[DESCRIPTION OF THE TASK]:
Please set down all of the data below verbatim.

[DATA SECTION]:

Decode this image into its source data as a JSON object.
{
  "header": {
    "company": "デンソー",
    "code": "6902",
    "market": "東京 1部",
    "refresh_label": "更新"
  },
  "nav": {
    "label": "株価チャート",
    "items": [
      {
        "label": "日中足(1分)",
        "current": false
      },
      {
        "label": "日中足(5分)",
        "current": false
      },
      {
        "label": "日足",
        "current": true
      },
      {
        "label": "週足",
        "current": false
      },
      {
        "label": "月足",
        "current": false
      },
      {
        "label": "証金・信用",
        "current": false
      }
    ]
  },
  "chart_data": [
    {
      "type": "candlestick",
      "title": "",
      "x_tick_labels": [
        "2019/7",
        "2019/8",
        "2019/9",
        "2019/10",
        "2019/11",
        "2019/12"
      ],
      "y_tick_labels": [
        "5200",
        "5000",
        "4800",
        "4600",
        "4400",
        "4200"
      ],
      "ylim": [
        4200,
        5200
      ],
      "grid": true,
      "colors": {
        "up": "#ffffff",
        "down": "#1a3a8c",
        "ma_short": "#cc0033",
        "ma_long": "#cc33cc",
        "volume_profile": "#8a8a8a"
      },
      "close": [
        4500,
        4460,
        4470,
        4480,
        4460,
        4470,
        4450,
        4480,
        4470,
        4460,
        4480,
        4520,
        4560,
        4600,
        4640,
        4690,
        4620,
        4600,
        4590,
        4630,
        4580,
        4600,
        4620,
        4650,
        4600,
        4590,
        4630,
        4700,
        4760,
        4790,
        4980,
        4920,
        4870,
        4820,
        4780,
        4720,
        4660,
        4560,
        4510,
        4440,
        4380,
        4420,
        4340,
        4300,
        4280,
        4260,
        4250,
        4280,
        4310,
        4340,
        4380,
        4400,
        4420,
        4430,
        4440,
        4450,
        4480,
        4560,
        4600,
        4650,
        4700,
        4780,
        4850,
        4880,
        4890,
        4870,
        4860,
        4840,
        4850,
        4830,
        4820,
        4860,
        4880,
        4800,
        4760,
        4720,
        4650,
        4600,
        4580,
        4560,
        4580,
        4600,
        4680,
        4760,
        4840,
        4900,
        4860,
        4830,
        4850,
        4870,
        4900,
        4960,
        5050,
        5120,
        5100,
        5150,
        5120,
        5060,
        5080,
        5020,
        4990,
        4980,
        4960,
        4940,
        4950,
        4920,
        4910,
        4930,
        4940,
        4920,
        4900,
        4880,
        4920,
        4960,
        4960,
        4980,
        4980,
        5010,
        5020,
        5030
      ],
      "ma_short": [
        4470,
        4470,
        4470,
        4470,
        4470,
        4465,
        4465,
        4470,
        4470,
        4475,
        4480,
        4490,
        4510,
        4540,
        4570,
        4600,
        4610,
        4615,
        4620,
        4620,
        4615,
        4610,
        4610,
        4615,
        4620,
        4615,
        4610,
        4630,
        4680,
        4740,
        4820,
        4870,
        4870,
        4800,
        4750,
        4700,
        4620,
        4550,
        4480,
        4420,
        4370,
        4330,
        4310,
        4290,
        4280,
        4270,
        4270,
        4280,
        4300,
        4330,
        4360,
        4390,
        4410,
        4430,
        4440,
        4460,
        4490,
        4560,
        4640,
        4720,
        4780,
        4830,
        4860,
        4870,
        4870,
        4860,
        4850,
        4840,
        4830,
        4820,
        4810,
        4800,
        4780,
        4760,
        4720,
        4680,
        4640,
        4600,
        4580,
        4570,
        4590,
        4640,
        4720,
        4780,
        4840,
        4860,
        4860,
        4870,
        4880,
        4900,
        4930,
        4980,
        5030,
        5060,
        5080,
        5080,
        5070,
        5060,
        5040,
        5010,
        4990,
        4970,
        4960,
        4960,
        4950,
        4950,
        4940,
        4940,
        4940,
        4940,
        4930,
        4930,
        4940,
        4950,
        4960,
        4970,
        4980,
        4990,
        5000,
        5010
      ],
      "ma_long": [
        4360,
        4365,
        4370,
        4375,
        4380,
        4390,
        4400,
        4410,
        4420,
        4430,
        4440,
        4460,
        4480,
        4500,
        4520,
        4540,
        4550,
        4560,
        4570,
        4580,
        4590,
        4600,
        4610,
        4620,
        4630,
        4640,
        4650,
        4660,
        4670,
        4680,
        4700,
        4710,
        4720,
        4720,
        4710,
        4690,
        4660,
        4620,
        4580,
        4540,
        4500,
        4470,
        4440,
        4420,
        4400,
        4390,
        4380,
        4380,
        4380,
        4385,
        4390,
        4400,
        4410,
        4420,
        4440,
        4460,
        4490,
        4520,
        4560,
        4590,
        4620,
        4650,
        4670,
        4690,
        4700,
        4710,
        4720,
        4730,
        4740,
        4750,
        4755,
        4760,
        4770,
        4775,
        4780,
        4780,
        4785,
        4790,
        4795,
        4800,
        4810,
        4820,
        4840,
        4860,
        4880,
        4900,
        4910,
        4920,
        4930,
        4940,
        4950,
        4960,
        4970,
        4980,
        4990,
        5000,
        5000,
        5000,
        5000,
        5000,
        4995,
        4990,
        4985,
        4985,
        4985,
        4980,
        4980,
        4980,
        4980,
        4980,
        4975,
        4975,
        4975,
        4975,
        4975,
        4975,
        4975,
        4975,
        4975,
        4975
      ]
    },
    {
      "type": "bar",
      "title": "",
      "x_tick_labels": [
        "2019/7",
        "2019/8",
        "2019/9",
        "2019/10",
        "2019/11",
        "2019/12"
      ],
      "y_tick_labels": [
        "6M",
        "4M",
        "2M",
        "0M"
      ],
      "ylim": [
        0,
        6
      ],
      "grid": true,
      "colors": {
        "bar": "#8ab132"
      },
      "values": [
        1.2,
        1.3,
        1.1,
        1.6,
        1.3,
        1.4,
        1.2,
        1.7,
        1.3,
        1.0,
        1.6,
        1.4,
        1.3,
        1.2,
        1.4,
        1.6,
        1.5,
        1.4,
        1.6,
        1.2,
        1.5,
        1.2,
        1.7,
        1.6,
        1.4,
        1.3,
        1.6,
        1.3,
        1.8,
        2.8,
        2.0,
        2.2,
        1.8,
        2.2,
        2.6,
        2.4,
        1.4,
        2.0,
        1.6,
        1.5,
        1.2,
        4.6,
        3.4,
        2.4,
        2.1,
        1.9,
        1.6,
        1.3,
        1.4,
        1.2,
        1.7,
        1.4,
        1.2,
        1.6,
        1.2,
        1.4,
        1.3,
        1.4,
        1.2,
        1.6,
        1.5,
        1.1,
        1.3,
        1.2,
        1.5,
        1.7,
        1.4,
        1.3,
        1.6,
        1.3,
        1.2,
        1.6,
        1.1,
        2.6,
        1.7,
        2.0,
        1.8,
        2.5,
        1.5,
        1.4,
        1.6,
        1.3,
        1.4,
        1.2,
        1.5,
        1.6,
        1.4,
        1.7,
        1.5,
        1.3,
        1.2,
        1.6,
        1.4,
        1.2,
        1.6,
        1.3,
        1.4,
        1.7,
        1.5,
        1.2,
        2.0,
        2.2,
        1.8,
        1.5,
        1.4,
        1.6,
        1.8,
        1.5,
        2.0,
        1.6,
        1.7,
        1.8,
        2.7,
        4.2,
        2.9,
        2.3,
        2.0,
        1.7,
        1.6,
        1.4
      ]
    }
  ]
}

[RESPONSE TO THIS EXERCISE]:
Decode this image into its source data as a JSON object.
{
  "header": {
    "company": "デンソー",
    "code": "6902",
    "market": "東京 1部",
    "refresh_label": "更新"
  },
  "nav": {
    "label": "株価チャート",
    "items": [
      {
        "label": "日中足(1分)",
        "current": false
      },
      {
        "label": "日中足(5分)",
        "current": false
      },
      {
        "label": "日足",
        "current": true
      },
      {
        "label": "週足",
        "current": false
      },
      {
        "label": "月足",
        "current": false
      },
      {
        "label": "証金・信用",
        "current": false
      }
    ]
  },
  "chart_data": [
    {
      "type": "candlestick",
      "title": "",
      "x_tick_labels": [
        "2019/7",
        "2019/8",
        "2019/9",
        "2019/10",
        "2019/11",
        "2019/12"
      ],
      "y_tick_labels": [
        "5200",
        "5000",
        "4800",
        "4600",
        "4400",
        "4200"
      ],
      "ylim": [
        4200,
        5200
      ],
      "grid": true,
      "colors": {
        "up": "#ffffff",
        "down": "#1a3a8c",
        "ma_short": "#cc0033",
        "ma_long": "#cc33cc",
        "volume_profile": "#8a8a8a"
      },
      "close": [
        4500,
        4460,
        4470,
        4480,
        4460,
        4470,
        4450,
        4480,
        4470,
        4460,
        4480,
        4520,
        4560,
        4600,
        4640,
        4690,
        4620,
        4600,
        4590,
        4630,
        4580,
        4600,
        4620,
        4650,
        4600,
        4590,
        4630,
        4700,
        4760,
        4790,
        4980,
        4920,
        4870,
        4820,
        4780,
        4720,
        4660,
        4560,
        4510,
        4440,
        4380,
        4420,
        4340,
        4300,
        4280,
        4260,
        4250,
        4280,
        4310,
        4340,
        4380,
        4400,
        4420,
        4430,
        4440,
        4450,
        4480,
        4560,
        4600,
        4650,
        4700,
        4780,
        4850,
        4880,
        4890,
        4870,
        4860,
        4840,
        4850,
        4830,
        4820,
        4860,
        4880,
        4800,
        4760,
        4720,
        4650,
        4600,
        4580,
        4560,
        4580,
        4600,
        4680,
        4760,
        4840,
        4900,
        4860,
        4830,
        4850,
        4870,
        4900,
        4960,
        5050,
        5120,
        5100,
        5150,
        5120,
        5060,
        5080,
        5020,
        4990,
        4980,
        4960,
        4940,
        4950,
        4920,
        4910,
        4930,
        4940,
        4920,
        4900,
        4880,
        4920,
        4960,
        4960,
        4980,
        4980,
        5010,
        5020,
        5030
      ],
      "ma_short": [
        4470,
        4470,
        4470,
        4470,
        4470,
        4465,
        4465,
        4470,
        4470,
        4475,
        4480,
        4490,
        4510,
        4540,
        4570,
        4600,
        4610,
        4615,
        4620,
        4620,
        4615,
        4610,
        4610,
        4615,
        4620,
        4615,
        4610,
        4630,
        4680,
        4740,
        4820,
        4870,
        4870,
        4800,
        4750,
        4700,
        4620,
        4550,
        4480,
        4420,
        4370,
        4330,
        4310,
        4290,
        4280,
        4270,
        4270,
        4280,
        4300,
        4330,
        4360,
        4390,
        4410,
        4430,
        4440,
        4460,
        4490,
        4560,
        4640,
        4720,
        4780,
        4830,
        4860,
        4870,
        4870,
        4860,
        4850,
        4840,
        4830,
        4820,
        4810,
        4800,
        4780,
        4760,
        4720,
        4680,
        4640,
        4600,
        4580,
        4570,
        4590,
        4640,
        4720,
        4780,
        4840,
        4860,
        4860,
        4870,
        4880,
        4900,
        4930,
        4980,
        5030,
        5060,
        5080,
        5080,
        5070,
        5060,
        5040,
        5010,
        4990,
        4970,
        4960,
        4960,
        4950,
        4950,
        4940,
        4940,
        4940,
        4940,
        4930,
        4930,
        4940,
        4950,
        4960,
        4970,
        4980,
        4990,
        5000,
        5010
      ],
      "ma_long": [
        4360,
        4365,
        4370,
        4375,
        4380,
        4390,
        4400,
        4410,
        4420,
        4430,
        4440,
        4460,
        4480,
        4500,
        4520,
        4540,
        4550,
        4560,
        4570,
        4580,
        4590,
        4600,
        4610,
        4620,
        4630,
        4640,
        4650,
        4660,
        4670,
        4680,
        4700,
        4710,
        4720,
        4720,
        4710,
        4690,
        4660,
        4620,
        4580,
        4540,
        4500,
        4470,
        4440,
        4420,
        4400,
        4390,
        4380,
        4380,
        4380,
        4385,
        4390,
        4400,
        4410,
        4420,
        4440,
        4460,
        4490,
        4520,
        4560,
        4590,
        4620,
        4650,
        4670,
        4690,
        4700,
        4710,
        4720,
        4730,
        4740,
        4750,
        4755,
        4760,
        4770,
        4775,
        4780,
        4780,
        4785,
        4790,
        4795,
        4800,
        4810,
        4820,
        4840,
        4860,
        4880,
        4900,
        4910,
        4920,
        4930,
        4940,
        4950,
        4960,
        4970,
        4980,
        4990,
        5000,
        5000,
        5000,
        5000,
        5000,
        4995,
        4990,
        4985,
        4985,
        4985,
        4980,
        4980,
        4980,
        4980,
        4980,
        4975,
        4975,
        4975,
        4975,
        4975,
        4975,
        4975,
        4975,
        4975,
        4975
      ]
    },
    {
      "type": "bar",
      "title": "",
      "x_tick_labels": [
        "2019/7",
        "2019/8",
        "2019/9",
        "2019/10",
        "2019/11",
        "2019/12"
      ],
      "y_tick_labels": [
        "6M",
        "4M",
        "2M",
        "0M"
      ],
      "ylim": [
        0,
        6
      ],
      "grid": true,
      "colors": {
        "bar": "#8ab132"
      },
      "values": [
        1.2,
        1.3,
        1.1,
        1.6,
        1.3,
        1.4,
        1.2,
        1.7,
        1.3,
        1.0,
        1.6,
        1.4,
        1.3,
        1.2,
        1.4,
        1.6,
        1.5,
        1.4,
        1.6,
        1.2,
        1.5,
        1.2,
        1.7,
        1.6,
        1.4,
        1.3,
        1.6,
        1.3,
        1.8,
        2.8,
        2.0,
        2.2,
        1.8,
        2.2,
        2.6,
        2.4,
        1.4,
        2.0,
        1.6,
        1.5,
        1.2,
        4.6,
        3.4,
        2.4,
        2.1,
        1.9,
        1.6,
        1.3,
        1.4,
        1.2,
        1.7,
        1.4,
        1.2,
        1.6,
        1.2,
        1.4,
        1.3,
        1.4,
        1.2,
        1.6,
        1.5,
        1.1,
        1.3,
        1.2,
        1.5,
        1.7,
        1.4,
        1.3,
        1.6,
        1.3,
        1.2,
        1.6,
        1.1,
        2.6,
        1.7,
        2.0,
        1.8,
        2.5,
        1.5,
        1.4,
        1.6,
        1.3,
        1.4,
        1.2,
        1.5,
        1.6,
        1.4,
        1.7,
        1.5,
        1.3,
        1.2,
        1.6,
        1.4,
        1.2,
        1.6,
        1.3,
        1.4,
        1.7,
        1.5,
        1.2,
        2.0,
        2.2,
        1.8,
        1.5,
        1.4,
        1.6,
        1.8,
        1.5,
        2.0,
        1.6,
        1.7,
        1.8,
        2.7,
        4.2,
        2.9,
        2.3,
        2.0,
        1.7,
        1.6,
        1.4
      ]
    }
  ]
}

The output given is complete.